#### AIM OF THE EXERCISE
Your answer must be the full listing below, repeated exactly.

#### PROVIDED DATA
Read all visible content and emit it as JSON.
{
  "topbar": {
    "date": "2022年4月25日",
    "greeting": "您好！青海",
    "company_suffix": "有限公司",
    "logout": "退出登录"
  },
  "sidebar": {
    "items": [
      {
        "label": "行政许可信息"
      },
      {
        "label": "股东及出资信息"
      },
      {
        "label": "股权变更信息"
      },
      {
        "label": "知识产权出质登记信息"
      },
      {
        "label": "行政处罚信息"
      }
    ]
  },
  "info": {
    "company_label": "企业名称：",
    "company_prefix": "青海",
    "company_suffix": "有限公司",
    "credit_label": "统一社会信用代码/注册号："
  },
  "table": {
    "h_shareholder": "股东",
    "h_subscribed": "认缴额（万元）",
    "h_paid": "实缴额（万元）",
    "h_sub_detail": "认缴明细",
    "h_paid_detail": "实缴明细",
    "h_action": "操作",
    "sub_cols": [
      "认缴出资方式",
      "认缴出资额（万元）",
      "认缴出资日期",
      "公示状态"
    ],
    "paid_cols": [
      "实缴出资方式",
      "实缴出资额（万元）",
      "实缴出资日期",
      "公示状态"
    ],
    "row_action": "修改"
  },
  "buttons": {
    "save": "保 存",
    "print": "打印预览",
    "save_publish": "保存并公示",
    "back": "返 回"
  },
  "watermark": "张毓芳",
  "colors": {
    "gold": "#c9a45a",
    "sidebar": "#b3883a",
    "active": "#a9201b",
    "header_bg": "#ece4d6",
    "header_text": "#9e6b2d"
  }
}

#### RESULT OF THE EXERCISE
Read all visible content and emit it as JSON.
{
  "topbar": {
    "date": "2022年4月25日",
    "greeting": "您好！青海",
    "company_suffix": "有限公司",
    "logout": "退出登录"
  },
  "sidebar": {
    "items": [
      {
        "label": "行政许可信息"
      },
      {
        "label": "股东及出资信息"
      },
      {
        "label": "股权变更信息"
      },
      {
        "label": "知识产权出质登记信息"
      },
      {
        "label": "行政处罚信息"
      }
    ]
  },
  "info": {
    "company_label": "企业名称：",
    "company_prefix": "青海",
    "company_suffix": "有限公司",
    "credit_label": "统一社会信用代码/注册号："
  },
  "table": {
    "h_shareholder": "股东",
    "h_subscribed": "认缴额（万元）",
    "h_paid": "实缴额（万元）",
    "h_sub_detail": "认缴明细",
    "h_paid_detail": "实缴明细",
    "h_action": "操作",
    "sub_cols": [
      "认缴出资方式",
      "认缴出资额（万元）",
      "认缴出资日期",
      "公示状态"
    ],
    "paid_cols": [
      "实缴出资方式",
      "实缴出资额（万元）",
      "实缴出资日期",
      "公示状态"
    ],
    "row_action": "修改"
  },
  "buttons": {
    "save": "保 存",
    "print": "打印预览",
    "save_publish": "保存并公示",
    "back": "返 回"
  },
  "watermark": "张毓芳",
  "colors": {
    "gold": "#c9a45a",
    "sidebar": "#b3883a",
    "active": "#a9201b",
    "header_bg": "#ece4d6",
    "header_text": "#9e6b2d"
  }
}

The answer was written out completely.